4. Are Digital Clipping And Analog Clipping Different?
Answer: Yes, digital and analog clipping are different. Digital clipping occurs when an audio signal exceeds the maximum level of a digital system, resulting in a harsh and distorted sound as the tops of the waveform are ‘clipped’ off. Analog clipping, while still a form of distortion, tends to be somewhat more forgiving and can even be desirable in certain musical contexts for its warmer, overdriven sound. The analog equipment distorts by rounding off the peaks rather than cutting them abruptly like digital clipping.
5. Is It Possible To Fix Clipping In Live Sound Environments?
Answer: Fixing clipping in a live sound environment is challenging but not impossible. It involves quick adjustments to the sound system to prevent further clipping. Answer: This could mean lowering the gain, adjusting the equalizer, or using compressors and limiters to control the audio levels. Preventative measures are more effective in a live setting, emphasizing the need for sound checks and proper equipment setup before the event begins. Once the audio is clipped in a live setting, it cannot be undone in real time, so proactive management is crucial.
Aaudio peaks are more than just minor nuisances; they represent a significant barrier to achieving high-fidelity sound. Once an audio signal has peaked and clipping has occurred, the loss of original sound data makes it challenging to revert to a pristine state. While various techniques and tools exist to tackle this issue, they often require a careful, nuanced approach, balancing the restoration of the audio signal with the preservation of its integrity. The difficulty in fixing peaks underscores the importance of proper recording and mixing practices to prevent clipping from happening in the first place.

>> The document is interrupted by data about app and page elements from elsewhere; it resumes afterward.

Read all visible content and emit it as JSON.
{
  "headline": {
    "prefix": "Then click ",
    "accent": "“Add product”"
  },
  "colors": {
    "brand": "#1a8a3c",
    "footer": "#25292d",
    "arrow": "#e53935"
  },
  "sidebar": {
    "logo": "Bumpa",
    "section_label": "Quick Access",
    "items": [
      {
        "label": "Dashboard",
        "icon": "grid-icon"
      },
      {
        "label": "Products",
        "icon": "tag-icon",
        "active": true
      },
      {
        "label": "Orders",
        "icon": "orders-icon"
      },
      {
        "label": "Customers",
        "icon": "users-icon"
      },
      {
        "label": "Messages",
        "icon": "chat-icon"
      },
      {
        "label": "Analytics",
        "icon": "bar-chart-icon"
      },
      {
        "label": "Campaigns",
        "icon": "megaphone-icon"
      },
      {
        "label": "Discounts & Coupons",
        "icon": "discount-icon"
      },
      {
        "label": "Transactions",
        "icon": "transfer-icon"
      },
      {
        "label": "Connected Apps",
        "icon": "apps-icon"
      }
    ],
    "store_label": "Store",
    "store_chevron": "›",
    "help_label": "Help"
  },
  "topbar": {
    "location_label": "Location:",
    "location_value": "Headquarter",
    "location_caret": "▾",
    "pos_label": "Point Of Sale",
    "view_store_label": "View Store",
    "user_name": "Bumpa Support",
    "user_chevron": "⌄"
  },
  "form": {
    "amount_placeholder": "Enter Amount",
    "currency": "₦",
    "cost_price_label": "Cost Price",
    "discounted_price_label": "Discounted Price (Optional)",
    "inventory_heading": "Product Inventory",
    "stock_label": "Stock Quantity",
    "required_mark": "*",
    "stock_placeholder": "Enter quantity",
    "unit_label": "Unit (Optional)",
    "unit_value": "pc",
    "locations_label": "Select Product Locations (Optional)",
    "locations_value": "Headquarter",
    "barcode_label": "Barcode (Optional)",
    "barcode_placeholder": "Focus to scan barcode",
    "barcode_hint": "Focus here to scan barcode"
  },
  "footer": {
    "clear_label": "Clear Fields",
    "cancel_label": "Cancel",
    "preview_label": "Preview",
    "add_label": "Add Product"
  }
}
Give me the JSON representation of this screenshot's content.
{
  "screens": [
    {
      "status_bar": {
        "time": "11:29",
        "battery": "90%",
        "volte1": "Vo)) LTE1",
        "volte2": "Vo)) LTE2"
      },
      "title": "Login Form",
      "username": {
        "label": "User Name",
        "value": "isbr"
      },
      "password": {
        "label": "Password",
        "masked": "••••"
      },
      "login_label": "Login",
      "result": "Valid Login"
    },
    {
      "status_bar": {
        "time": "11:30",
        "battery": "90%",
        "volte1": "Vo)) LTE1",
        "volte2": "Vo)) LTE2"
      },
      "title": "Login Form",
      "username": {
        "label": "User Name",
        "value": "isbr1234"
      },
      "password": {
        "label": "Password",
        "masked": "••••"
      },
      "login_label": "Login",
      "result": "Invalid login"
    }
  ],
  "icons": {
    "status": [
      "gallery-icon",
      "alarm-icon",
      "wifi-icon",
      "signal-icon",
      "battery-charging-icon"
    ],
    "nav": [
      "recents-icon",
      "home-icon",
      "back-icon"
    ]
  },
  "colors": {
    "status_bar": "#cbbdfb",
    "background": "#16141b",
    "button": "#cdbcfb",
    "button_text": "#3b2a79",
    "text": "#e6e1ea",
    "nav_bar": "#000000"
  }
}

Ultimately, addressing audio peaks effectively is a combination of prevention, technical skill, and sometimes, a bit of creative problem-solving. Professionals in the field must continue to leverage their expertise with advanced audio restoration technologies to minimize the impact of peaks. For the best audio quality, the goal should always be to capture and maintain the signal within the device’s dynamic range, ensuring that peaks are avoided and recordings remain true to the source.